[Work to be completed]:
Each entry below should be retyped exactly as given.

[Data for this exercise]:
------------

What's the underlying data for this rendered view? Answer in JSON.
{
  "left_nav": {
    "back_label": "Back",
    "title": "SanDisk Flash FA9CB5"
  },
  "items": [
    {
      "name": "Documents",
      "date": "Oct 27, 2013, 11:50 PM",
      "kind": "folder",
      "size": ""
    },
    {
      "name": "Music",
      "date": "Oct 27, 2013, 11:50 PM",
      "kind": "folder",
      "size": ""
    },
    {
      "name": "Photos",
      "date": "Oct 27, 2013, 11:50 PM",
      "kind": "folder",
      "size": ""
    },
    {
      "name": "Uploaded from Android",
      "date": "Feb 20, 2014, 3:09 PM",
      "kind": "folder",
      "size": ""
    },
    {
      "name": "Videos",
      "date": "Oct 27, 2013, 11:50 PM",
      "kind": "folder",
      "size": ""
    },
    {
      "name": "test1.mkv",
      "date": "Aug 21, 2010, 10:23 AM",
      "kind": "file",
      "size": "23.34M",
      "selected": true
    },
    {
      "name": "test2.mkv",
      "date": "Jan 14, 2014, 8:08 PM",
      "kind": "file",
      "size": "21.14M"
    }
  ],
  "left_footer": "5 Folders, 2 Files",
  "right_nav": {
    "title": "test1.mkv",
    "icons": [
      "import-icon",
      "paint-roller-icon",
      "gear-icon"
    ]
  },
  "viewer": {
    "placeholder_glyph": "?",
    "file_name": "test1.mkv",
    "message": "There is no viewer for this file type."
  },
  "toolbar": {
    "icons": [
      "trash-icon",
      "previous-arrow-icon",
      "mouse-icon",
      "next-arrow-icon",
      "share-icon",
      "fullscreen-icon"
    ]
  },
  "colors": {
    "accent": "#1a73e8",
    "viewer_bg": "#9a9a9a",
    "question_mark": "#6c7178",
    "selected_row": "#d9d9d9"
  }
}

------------

[Written answer]:
What's the underlying data for this rendered view? Answer in JSON.
{
  "left_nav": {
    "back_label": "Back",
    "title": "SanDisk Flash FA9CB5"
  },
  "items": [
    {
      "name": "Documents",
      "date": "Oct 27, 2013, 11:50 PM",
      "kind": "folder",
      "size": ""
    },
    {
      "name": "Music",
      "date": "Oct 27, 2013, 11:50 PM",
      "kind": "folder",
      "size": ""
    },
    {
      "name": "Photos",
      "date": "Oct 27, 2013, 11:50 PM",
      "kind": "folder",
      "size": ""
    },
    {
      "name": "Uploaded from Android",
      "date": "Feb 20, 2014, 3:09 PM",
      "kind": "folder",
      "size": ""
    },
    {
      "name": "Videos",
      "date": "Oct 27, 2013, 11:50 PM",
      "kind": "folder",
      "size": ""
    },
    {
      "name": "test1.mkv",
      "date": "Aug 21, 2010, 10:23 AM",
      "kind": "file",
      "size": "23.34M",
      "selected": true
    },
    {
      "name": "test2.mkv",
      "date": "Jan 14, 2014, 8:08 PM",
      "kind": "file",
      "size": "21.14M"
    }
  ],
  "left_footer": "5 Folders, 2 Files",
  "right_nav": {
    "title": "test1.mkv",
    "icons": [
      "import-icon",
      "paint-roller-icon",
      "gear-icon"
    ]
  },
  "viewer": {
    "placeholder_glyph": "?",
    "file_name": "test1.mkv",
    "message": "There is no viewer for this file type."
  },
  "toolbar": {
    "icons": [
      "trash-icon",
      "previous-arrow-icon",
      "mouse-icon",
      "next-arrow-icon",
      "share-icon",
      "fullscreen-icon"
    ]
  },
  "colors": {
    "accent": "#1a73e8",
    "viewer_bg": "#9a9a9a",
    "question_mark": "#6c7178",
    "selected_row": "#d9d9d9"
  }
}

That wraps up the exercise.